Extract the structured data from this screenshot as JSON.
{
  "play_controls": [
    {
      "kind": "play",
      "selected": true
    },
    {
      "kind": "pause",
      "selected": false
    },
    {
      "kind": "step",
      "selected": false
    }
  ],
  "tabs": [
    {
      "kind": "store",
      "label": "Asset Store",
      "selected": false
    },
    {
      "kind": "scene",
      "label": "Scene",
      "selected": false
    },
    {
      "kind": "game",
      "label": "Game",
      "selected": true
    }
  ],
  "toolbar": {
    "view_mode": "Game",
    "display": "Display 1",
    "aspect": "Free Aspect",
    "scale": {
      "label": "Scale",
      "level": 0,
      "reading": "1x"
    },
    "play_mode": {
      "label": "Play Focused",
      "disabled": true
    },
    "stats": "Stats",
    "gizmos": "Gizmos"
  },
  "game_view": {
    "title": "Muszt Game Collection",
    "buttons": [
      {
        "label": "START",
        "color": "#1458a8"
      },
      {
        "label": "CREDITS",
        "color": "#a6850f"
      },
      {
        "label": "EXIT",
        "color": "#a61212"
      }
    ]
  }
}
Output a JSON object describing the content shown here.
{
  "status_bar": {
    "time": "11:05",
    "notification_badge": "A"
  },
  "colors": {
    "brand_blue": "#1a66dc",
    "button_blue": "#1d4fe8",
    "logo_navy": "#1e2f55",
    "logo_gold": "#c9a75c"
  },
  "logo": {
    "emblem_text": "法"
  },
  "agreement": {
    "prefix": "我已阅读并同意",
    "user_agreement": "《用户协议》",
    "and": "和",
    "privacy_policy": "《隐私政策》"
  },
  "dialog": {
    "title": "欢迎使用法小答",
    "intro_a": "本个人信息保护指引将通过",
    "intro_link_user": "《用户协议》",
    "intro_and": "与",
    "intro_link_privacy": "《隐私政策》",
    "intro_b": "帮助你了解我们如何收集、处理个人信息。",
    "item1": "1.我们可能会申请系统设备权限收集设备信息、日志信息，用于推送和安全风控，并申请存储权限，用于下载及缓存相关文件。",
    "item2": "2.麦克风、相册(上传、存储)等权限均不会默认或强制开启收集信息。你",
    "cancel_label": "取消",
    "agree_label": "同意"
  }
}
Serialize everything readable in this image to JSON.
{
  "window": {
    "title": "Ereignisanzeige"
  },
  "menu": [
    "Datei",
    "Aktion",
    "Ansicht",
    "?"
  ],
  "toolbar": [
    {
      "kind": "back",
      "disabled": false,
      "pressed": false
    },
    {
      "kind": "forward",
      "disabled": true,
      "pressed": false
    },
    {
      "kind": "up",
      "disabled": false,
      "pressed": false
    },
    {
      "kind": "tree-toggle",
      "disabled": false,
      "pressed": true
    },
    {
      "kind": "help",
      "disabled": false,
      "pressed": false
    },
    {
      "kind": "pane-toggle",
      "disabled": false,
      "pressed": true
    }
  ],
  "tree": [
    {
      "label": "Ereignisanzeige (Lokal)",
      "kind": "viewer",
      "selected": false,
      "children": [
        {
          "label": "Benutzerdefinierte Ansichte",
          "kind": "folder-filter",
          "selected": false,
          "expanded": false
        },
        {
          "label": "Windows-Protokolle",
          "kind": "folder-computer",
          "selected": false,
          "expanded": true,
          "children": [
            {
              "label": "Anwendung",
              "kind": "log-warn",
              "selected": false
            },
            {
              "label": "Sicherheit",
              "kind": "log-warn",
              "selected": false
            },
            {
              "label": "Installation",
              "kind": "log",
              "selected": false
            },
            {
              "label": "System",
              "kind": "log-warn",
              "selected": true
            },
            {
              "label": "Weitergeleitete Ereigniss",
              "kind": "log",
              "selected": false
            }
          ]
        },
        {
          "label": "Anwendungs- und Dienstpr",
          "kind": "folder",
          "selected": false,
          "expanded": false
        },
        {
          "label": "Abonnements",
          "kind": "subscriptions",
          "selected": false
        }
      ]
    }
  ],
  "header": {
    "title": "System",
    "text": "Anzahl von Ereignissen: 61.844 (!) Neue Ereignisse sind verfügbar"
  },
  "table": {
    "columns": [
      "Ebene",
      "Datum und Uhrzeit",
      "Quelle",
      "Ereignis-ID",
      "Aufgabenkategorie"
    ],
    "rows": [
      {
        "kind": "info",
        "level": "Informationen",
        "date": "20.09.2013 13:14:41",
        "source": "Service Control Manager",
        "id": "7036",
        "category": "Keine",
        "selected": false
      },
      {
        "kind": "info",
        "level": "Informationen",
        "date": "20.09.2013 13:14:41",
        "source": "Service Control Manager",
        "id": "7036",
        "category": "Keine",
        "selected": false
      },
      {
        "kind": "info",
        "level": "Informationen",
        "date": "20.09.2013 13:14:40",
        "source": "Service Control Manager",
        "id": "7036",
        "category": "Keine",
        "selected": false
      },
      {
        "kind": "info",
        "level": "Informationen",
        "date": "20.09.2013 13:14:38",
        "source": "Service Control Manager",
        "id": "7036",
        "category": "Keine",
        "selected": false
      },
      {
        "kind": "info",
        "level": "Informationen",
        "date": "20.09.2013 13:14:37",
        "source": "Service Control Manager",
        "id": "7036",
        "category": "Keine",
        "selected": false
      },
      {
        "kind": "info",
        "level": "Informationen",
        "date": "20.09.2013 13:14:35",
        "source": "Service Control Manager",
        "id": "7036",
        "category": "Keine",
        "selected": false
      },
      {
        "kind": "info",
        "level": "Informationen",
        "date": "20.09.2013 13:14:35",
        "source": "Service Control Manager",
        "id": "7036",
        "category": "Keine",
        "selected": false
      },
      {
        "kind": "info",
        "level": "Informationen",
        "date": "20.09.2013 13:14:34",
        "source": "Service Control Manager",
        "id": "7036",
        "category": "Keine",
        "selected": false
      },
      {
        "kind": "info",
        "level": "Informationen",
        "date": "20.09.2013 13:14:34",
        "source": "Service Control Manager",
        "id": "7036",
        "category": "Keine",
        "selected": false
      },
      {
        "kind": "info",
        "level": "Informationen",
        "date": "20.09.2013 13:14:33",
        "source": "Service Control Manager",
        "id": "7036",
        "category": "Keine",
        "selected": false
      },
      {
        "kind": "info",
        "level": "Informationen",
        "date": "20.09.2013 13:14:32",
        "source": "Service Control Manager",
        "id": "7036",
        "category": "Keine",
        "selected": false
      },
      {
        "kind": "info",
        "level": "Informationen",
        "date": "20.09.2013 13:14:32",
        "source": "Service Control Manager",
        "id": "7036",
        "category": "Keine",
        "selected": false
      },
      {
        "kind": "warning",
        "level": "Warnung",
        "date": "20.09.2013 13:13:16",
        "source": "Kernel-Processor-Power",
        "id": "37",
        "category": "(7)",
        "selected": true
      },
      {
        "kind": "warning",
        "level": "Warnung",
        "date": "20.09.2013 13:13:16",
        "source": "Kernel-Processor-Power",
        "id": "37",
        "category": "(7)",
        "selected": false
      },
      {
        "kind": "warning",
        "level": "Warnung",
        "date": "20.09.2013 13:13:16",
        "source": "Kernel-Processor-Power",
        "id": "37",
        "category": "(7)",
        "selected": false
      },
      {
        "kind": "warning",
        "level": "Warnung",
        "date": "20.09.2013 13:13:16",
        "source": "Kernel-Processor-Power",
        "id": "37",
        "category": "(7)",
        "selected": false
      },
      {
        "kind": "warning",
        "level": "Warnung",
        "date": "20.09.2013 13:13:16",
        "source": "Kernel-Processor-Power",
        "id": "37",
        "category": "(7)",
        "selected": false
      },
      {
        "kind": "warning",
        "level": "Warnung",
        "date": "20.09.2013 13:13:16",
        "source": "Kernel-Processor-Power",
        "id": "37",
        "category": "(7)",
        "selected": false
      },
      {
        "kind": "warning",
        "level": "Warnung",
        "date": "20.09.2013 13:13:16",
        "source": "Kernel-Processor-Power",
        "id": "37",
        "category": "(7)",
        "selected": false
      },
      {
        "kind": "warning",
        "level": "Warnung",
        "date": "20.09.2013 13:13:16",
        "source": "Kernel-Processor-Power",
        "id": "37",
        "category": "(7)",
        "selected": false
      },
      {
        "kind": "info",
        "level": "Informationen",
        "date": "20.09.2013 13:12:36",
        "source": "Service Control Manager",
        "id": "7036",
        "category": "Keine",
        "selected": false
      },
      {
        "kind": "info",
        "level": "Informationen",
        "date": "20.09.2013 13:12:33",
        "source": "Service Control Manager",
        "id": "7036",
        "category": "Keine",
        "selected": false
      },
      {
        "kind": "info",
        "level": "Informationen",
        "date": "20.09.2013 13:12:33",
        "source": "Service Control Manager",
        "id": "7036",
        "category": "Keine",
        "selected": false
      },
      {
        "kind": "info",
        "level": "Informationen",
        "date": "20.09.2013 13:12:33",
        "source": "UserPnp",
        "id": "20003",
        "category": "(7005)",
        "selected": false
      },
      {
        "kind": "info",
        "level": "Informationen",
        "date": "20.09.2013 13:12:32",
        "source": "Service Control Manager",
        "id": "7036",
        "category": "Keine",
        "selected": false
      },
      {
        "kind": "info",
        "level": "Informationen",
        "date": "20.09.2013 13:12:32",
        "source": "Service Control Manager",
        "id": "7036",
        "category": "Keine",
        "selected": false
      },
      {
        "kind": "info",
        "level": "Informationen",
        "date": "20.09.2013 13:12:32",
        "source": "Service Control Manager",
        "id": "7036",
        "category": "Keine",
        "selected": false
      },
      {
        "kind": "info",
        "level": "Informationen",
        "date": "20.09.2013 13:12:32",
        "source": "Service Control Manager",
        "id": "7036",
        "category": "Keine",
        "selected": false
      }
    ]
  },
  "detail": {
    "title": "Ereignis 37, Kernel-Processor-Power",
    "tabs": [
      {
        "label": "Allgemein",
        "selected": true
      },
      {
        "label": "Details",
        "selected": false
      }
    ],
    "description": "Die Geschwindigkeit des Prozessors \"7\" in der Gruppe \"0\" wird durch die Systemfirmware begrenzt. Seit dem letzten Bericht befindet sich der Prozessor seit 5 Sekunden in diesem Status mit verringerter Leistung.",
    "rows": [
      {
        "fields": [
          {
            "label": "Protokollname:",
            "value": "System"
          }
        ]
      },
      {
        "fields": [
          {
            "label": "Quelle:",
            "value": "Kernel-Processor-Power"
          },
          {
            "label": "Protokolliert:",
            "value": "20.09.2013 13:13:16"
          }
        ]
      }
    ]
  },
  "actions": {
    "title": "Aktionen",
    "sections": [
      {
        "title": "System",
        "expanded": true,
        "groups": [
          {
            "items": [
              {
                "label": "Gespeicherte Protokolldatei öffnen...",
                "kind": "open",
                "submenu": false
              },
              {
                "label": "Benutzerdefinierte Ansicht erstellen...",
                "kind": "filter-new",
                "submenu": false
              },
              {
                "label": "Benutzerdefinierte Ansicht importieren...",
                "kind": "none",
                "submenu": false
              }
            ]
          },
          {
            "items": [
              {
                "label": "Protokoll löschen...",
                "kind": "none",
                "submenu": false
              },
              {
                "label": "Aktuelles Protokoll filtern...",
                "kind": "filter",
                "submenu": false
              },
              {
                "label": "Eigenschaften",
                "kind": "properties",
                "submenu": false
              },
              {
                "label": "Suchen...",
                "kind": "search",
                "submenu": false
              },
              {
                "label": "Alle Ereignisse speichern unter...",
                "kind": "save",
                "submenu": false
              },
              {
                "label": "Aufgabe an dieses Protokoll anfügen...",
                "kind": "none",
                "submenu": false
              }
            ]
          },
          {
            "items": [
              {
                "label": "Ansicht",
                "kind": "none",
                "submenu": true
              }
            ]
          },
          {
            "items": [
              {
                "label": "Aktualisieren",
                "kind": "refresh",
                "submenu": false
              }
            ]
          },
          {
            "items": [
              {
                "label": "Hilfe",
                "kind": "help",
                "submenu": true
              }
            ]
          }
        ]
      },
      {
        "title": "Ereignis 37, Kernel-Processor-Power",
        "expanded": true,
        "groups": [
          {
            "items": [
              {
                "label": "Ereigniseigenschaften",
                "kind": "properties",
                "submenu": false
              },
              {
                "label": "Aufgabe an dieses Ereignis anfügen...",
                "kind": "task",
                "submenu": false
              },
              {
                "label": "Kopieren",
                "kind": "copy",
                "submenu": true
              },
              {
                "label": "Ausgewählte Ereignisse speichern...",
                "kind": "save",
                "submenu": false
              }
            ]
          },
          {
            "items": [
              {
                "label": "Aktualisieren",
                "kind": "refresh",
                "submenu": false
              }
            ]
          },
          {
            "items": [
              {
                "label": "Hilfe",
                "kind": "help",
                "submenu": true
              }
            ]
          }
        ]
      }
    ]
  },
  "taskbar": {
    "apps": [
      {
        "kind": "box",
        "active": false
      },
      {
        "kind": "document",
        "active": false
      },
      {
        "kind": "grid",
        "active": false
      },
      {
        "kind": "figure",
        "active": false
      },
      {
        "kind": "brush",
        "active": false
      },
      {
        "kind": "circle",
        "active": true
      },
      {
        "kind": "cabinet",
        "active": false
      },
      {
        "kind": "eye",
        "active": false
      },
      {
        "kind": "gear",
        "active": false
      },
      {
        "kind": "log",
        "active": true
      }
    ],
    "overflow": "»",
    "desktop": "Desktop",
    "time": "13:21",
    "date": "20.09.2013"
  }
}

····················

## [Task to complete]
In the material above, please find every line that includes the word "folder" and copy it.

## [The answer]
          "kind": "folder-filter",
          "kind": "folder-computer",
          "kind": "folder",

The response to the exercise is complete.